Professional athlete residency is one of the hottest topics discussed among professional athletes. It is also one of the most misunderstood.

A change in residency, when done correctly and for the right reasons, may result in significantly lower taxes. However, if done incorrectly, it can be a financial disaster. Therefore, you would be wise to only take advice from a Certified Financial Planner (CFP) and Certified Public Accountant (CPA) who have the experience of helping athletes establish residency. 

The days of merely using someone else’s address and getting a new driver’s license as a way to “claim” residency are over. States have become savvier and are proactive in securing what they believe is their rightful claim of an athlete’s income.  

Why Residency Matters

As a taxpayer, you must pay income tax to your state of residence, unless the state (such as Florida, Texas, and Nevada) does not impose an individual income tax. Resident taxation subjects you to taxation on your worldwide income which includes all money earned from your team contract and off-the-field income (endorsements, appearances, etc.)

As an example, if you are a California resident (13.3% Income Tax Rate) but play for the Texas Rangers (0% Income Tax Rate) you still owe the full amount to CA minus any credit for state taxes paid while playing games in other states.

What Determines Residency?

In general, a resident is someone who establishes themselves in a place for other than a temporary, special, or limited purpose, with the intention of making that place their true, fixed, permanent home.

It is important to note that an athlete’s state of residence is not necessarily the same as his or her team state, even though they may reside in the team state during the season or even a majority of the tax year. A false misconception is that if a player spends 183 days in the state, they are considered a resident. Time spent in the state is a factor that is taken into consideration but not the sole criteria.

The determination of residency is based on facts and circumstances, including:

  • Where do you return and stay after the official season ends?
  • In what state was your driver’s license obtained?
  • Where are your automobiles registered?
  • Where are your social and community ties? (such as gym, club and other memberships)
  • Where do you regularly attend religious services?
  • Where are you registered to vote?
  • Where is your mail delivered?

This list is not meant to be comprehensive. Many factors affect the ultimate determination of residency, and each situation is unique.

Download a FREE copy of “9 Steps to Establishing Residency.”

When establishing residency in the first year of a contract, it is important to note that the income must be received after the move to the new state has taken place. The case is strengthened by taking care of a few of the items listed above and documenting everything! 

Every athlete should seriously consider the tax savings of appropriate residency planning. You should consult with an experienced CPA and CFP to determine if changing residency makes sense for your given situation.

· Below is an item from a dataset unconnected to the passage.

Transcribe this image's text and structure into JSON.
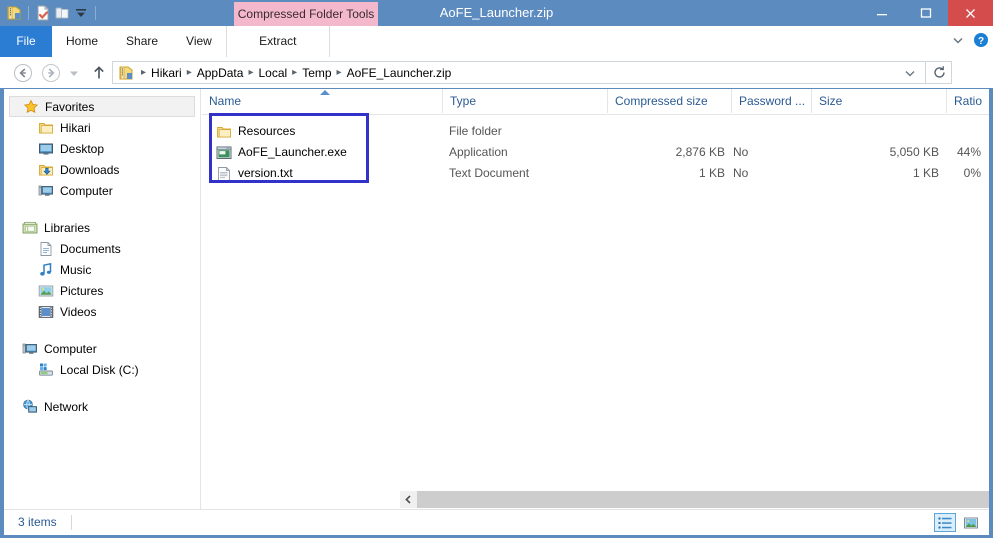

We would be more than happy to discuss your specific situation and answer any questions you may have. Please contact us to set up a time to talk.